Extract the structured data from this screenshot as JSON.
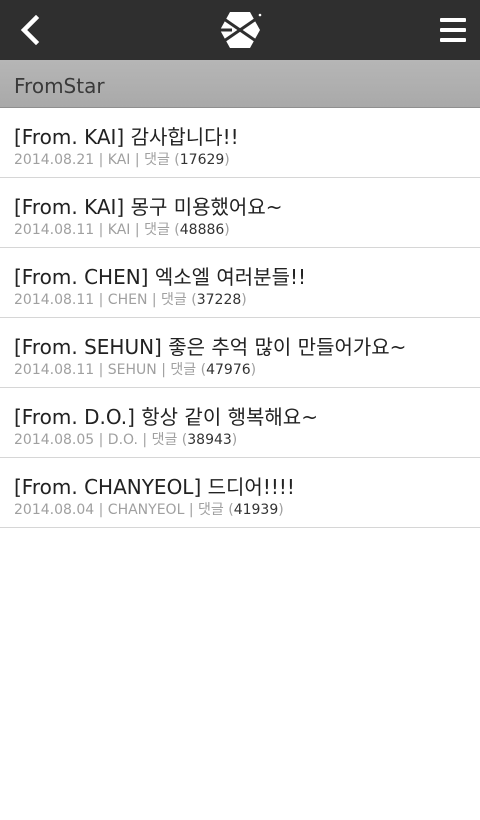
{
  "header": {
    "back_icon": "chevron-left-icon",
    "logo": "exo-logo",
    "menu_icon": "hamburger-menu-icon"
  },
  "section": {
    "title": "FromStar"
  },
  "posts": [
    {
      "title": "[From. KAI] 감사합니다!!",
      "date": "2014.08.21",
      "author": "KAI",
      "comment_label": "댓글",
      "comments": "17629"
    },
    {
      "title": "[From. KAI] 몽구 미용했어요~",
      "date": "2014.08.11",
      "author": "KAI",
      "comment_label": "댓글",
      "comments": "48886"
    },
    {
      "title": "[From. CHEN] 엑소엘 여러분들!!",
      "date": "2014.08.11",
      "author": "CHEN",
      "comment_label": "댓글",
      "comments": "37228"
    },
    {
      "title": "[From. SEHUN] 좋은 추억 많이 만들어가요~",
      "date": "2014.08.11",
      "author": "SEHUN",
      "comment_label": "댓글",
      "comments": "47976"
    },
    {
      "title": "[From. D.O.] 항상 같이 행복해요~",
      "date": "2014.08.05",
      "author": "D.O.",
      "comment_label": "댓글",
      "comments": "38943"
    },
    {
      "title": "[From. CHANYEOL] 드디어!!!!",
      "date": "2014.08.04",
      "author": "CHANYEOL",
      "comment_label": "댓글",
      "comments": "41939"
    }
  ],
  "colors": {
    "topbar": "#2f2f2f",
    "section_header": "#b0b0b0",
    "meta_text": "#a0a0a0"
  }
}
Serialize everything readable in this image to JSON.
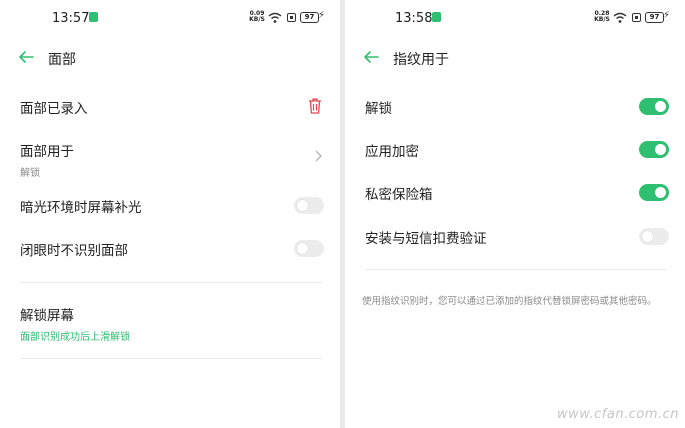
{
  "left": {
    "status": {
      "time": "13:57",
      "speed_value": "0.09",
      "speed_unit": "KB/S",
      "battery": "97"
    },
    "header": {
      "title": "面部"
    },
    "rows": [
      {
        "label": "面部已录入"
      },
      {
        "label": "面部用于",
        "sub": "解锁"
      },
      {
        "label": "暗光环境时屏幕补光",
        "toggle": "off"
      },
      {
        "label": "闭眼时不识别面部",
        "toggle": "off"
      },
      {
        "label": "解锁屏幕",
        "sub": "面部识别成功后上滑解锁"
      }
    ]
  },
  "right": {
    "status": {
      "time": "13:58",
      "speed_value": "0.28",
      "speed_unit": "KB/S",
      "battery": "97"
    },
    "header": {
      "title": "指纹用于"
    },
    "rows": [
      {
        "label": "解锁",
        "toggle": "on"
      },
      {
        "label": "应用加密",
        "toggle": "on"
      },
      {
        "label": "私密保险箱",
        "toggle": "on"
      },
      {
        "label": "安装与短信扣费验证",
        "toggle": "off"
      }
    ],
    "note": "使用指纹识别时，您可以通过已添加的指纹代替锁屏密码或其他密码。"
  },
  "watermark": "www.cfan.com.cn",
  "colors": {
    "accent": "#2fbf71",
    "delete": "#e5484d",
    "toggle_off": "#ececec"
  }
}
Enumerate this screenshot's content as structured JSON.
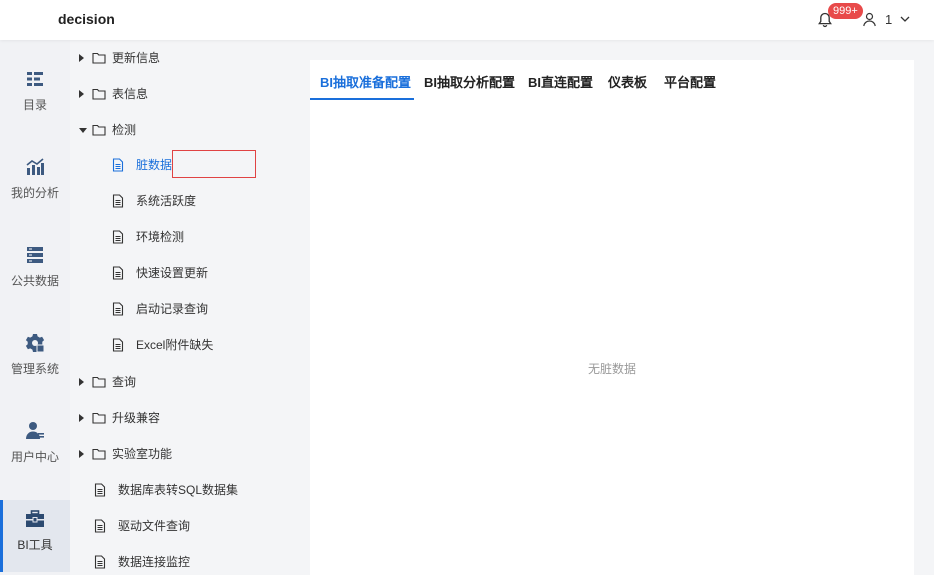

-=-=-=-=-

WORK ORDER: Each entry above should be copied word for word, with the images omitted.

SOLUTION TO THIS PROBLEM:
Extract the structured data from this screenshot as JSON.
{
  "header": {
    "back_icon": "chevron-left-icon",
    "logo": "exo-logo",
    "menu_icon": "hamburger-menu-icon"
  },
  "section": {
    "title": "FromStar"
  },
  "posts": [
    {
      "title": "[From. KAI] 감사합니다!!",
      "date": "2014.08.21",
      "author": "KAI",
      "comment_label": "댓글",
      "comments": "17629"
    },
    {
      "title": "[From. KAI] 몽구 미용했어요~",
      "date": "2014.08.11",
      "author": "KAI",
      "comment_label": "댓글",
      "comments": "48886"
    },
    {
      "title": "[From. CHEN] 엑소엘 여러분들!!",
      "date": "2014.08.11",
      "author": "CHEN",
      "comment_label": "댓글",
      "comments": "37228"
    },
    {
      "title": "[From. SEHUN] 좋은 추억 많이 만들어가요~",
      "date": "2014.08.11",
      "author": "SEHUN",
      "comment_label": "댓글",
      "comments": "47976"
    },
    {
      "title": "[From. D.O.] 항상 같이 행복해요~",
      "date": "2014.08.05",
      "author": "D.O.",
      "comment_label": "댓글",
      "comments": "38943"
    },
    {
      "title": "[From. CHANYEOL] 드디어!!!!",
      "date": "2014.08.04",
      "author": "CHANYEOL",
      "comment_label": "댓글",
      "comments": "41939"
    }
  ],
  "colors": {
    "topbar": "#2f2f2f",
    "section_header": "#b0b0b0",
    "meta_text": "#a0a0a0"
  }
}
Serialize everything readable in this image to JSON.
{
  "left": {
    "status": {
      "time": "13:57",
      "speed_value": "0.09",
      "speed_unit": "KB/S",
      "battery": "97"
    },
    "header": {
      "title": "面部"
    },
    "rows": [
      {
        "label": "面部已录入"
      },
      {
        "label": "面部用于",
        "sub": "解锁"
      },
      {
        "label": "暗光环境时屏幕补光",
        "toggle": "off"
      },
      {
        "label": "闭眼时不识别面部",
        "toggle": "off"
      },
      {
        "label": "解锁屏幕",
        "sub": "面部识别成功后上滑解锁"
      }
    ]
  },
  "right": {
    "status": {
      "time": "13:58",
      "speed_value": "0.28",
      "speed_unit": "KB/S",
      "battery": "97"
    },
    "header": {
      "title": "指纹用于"
    },
    "rows": [
      {
        "label": "解锁",
        "toggle": "on"
      },
      {
        "label": "应用加密",
        "toggle": "on"
      },
      {
        "label": "私密保险箱",
        "toggle": "on"
      },
      {
        "label": "安装与短信扣费验证",
        "toggle": "off"
      }
    ],
    "note": "使用指纹识别时，您可以通过已添加的指纹代替锁屏密码或其他密码。"
  },
  "watermark": "www.cfan.com.cn",
  "colors": {
    "accent": "#2fbf71",
    "delete": "#e5484d",
    "toggle_off": "#ececec"
  }
}
Enumerate this screenshot's content as structured JSON.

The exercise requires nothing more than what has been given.